The challenge for investors is very simple: Figure out how you can operate successfully individual, geographically dispersed single-family homes and figure out how you can enlist the occupant as part of your property management value chain. Figure out how to motivate the occupant to protect, improve, maintain the property, whether it’s because he’s got an equity position or he’s got a right to buy at a fixed price or otherwise. That’s the challenge. It’s not an acquisition challenge; it’s how do we set this up so that we can hold this property for five years, where at the end it’s in better shape than when we bought it and where our most likely end game is that the current occupant buys it from us and that makes us happy. That’s what you’re after. If you can figure out how to do that at whatever scale, then you have a potential business model.
Q. What other initiatives are you currently focused on, and what have been the results so far?
A. Supportive housing, service enriching elderly. We have a vast inventory of existing elderly properties. We also have what are called in the trade “NORCs,” which stands for “Naturally Occurring Retirement Community.” It wasn’t supposed to be an elderly community, but it has become one. Those represent an asset. The people in them are older than they were when they moved in. The average age of the residents is 75 or more. If they move out of this housing, they’re going to move into something that’s going to cost us taxpayers a lot more and is going to make them less happy. Lots of these properties have services brought in on a charitable basis. They need to be physically retrofitted; they need to be operationally retrofitted. …

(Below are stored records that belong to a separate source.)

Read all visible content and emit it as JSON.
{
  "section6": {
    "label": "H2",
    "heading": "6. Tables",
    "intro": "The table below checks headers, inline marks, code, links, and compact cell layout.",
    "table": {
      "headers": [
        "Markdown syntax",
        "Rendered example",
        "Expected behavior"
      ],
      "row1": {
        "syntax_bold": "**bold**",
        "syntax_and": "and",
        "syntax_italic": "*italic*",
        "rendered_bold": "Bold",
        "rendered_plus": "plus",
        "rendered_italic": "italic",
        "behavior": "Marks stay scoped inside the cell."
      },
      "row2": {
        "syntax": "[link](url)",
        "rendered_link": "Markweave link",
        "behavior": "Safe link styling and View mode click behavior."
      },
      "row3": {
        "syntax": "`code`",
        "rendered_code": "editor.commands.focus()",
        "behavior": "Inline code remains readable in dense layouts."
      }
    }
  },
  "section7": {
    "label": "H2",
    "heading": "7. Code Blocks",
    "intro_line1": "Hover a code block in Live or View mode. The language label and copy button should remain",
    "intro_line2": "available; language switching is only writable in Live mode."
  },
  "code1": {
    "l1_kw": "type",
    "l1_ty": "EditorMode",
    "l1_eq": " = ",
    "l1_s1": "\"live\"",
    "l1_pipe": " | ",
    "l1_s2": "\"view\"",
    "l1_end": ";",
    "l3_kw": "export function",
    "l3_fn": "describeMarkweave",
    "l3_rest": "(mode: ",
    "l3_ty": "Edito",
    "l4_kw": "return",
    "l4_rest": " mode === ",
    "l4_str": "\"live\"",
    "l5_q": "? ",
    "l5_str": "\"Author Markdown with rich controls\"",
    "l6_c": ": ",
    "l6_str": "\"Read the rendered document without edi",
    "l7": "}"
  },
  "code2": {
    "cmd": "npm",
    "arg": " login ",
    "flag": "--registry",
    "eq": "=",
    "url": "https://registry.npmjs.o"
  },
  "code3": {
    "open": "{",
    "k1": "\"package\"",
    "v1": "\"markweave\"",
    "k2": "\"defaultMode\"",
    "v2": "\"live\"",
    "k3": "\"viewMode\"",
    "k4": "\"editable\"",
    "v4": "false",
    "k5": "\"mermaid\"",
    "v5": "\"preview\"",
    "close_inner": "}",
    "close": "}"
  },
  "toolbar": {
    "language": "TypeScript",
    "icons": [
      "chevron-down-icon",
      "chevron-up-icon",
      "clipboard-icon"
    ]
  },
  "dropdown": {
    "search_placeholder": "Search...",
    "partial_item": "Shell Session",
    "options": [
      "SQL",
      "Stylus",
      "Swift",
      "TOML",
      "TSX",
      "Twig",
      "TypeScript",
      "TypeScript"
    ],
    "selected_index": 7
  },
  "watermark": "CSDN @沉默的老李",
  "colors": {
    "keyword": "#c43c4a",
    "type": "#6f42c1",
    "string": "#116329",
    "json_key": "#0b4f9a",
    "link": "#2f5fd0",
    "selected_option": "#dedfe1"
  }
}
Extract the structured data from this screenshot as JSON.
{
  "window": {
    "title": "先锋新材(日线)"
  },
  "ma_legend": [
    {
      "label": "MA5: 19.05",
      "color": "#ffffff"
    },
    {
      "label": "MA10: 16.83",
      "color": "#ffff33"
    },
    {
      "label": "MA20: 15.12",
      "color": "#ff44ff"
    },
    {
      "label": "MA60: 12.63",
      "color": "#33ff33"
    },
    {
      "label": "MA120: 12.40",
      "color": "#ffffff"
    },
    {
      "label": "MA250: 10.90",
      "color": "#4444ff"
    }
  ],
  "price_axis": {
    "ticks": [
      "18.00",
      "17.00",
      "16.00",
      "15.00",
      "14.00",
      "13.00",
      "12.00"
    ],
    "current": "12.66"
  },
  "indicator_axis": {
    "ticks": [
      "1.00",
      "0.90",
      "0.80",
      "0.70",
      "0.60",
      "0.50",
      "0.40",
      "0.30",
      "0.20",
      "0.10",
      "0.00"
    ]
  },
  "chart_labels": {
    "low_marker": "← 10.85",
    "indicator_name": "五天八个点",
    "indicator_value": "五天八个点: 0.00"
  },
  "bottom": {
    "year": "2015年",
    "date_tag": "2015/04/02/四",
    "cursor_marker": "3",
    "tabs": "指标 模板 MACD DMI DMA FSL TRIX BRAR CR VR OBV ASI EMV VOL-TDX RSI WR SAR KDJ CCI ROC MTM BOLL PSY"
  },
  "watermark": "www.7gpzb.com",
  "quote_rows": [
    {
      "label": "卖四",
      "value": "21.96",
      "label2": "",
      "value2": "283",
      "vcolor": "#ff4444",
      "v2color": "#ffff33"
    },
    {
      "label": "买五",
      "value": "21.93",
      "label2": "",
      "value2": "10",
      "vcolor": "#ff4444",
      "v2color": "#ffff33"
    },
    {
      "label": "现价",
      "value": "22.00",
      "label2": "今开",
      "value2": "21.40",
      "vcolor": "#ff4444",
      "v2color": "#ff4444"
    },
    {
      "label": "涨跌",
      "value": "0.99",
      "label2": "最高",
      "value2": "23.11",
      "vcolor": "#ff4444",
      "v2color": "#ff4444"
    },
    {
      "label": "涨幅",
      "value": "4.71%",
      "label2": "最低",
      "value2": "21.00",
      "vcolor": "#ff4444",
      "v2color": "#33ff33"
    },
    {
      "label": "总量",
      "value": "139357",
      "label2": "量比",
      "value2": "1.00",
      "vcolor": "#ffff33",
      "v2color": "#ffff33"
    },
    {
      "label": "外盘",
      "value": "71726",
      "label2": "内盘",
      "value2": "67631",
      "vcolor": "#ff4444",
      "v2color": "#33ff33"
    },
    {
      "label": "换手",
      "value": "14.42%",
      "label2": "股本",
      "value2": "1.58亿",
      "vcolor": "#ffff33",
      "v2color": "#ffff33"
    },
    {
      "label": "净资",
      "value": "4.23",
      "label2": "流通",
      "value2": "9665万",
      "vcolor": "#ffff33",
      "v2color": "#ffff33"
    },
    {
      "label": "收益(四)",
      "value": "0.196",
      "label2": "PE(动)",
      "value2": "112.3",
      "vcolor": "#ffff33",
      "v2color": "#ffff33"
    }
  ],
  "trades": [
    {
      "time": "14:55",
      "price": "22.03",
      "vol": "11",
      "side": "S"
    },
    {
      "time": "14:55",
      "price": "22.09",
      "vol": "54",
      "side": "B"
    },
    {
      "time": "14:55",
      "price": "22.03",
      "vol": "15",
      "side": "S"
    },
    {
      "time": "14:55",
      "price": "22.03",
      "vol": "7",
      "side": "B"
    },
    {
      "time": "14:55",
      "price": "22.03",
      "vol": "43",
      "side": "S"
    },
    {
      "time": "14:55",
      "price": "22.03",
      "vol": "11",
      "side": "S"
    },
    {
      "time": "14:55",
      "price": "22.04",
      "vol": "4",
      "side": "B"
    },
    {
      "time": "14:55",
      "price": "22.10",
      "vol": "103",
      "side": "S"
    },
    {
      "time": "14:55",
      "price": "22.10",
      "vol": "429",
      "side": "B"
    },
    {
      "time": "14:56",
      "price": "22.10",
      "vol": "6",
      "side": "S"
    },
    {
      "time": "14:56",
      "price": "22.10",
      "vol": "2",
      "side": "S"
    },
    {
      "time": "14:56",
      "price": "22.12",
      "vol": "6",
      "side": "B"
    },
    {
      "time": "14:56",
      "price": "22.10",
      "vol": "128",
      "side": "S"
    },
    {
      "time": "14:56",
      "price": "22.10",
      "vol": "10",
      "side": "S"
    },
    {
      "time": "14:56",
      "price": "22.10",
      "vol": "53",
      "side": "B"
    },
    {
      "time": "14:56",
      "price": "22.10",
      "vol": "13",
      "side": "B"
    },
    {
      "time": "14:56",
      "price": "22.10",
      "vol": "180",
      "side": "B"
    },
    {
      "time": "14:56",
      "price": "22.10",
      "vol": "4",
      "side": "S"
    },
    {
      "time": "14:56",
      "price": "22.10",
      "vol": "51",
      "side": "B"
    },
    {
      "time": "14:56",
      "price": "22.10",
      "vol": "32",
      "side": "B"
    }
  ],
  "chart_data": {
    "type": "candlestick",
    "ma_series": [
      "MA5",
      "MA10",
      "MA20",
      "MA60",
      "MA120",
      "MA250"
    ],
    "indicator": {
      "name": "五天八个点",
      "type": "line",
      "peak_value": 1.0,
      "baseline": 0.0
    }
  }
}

These elderly properties are the first responder in our healthcare value chain, and yet they’re not recognized as such. We have to find ways to bring health-related and wellness-related services into existing elderly affordable housing, because the alternative is to send these folks to assisted living and nursing homes, which they hate, their kids hate, their grandkids hate and the taxpayers hate. So I’m working on a variety of initiatives to create financing structures that make it possible for that capital to flow and to blend the healthcare streams and the subsidy streams and resource streams and housing streams.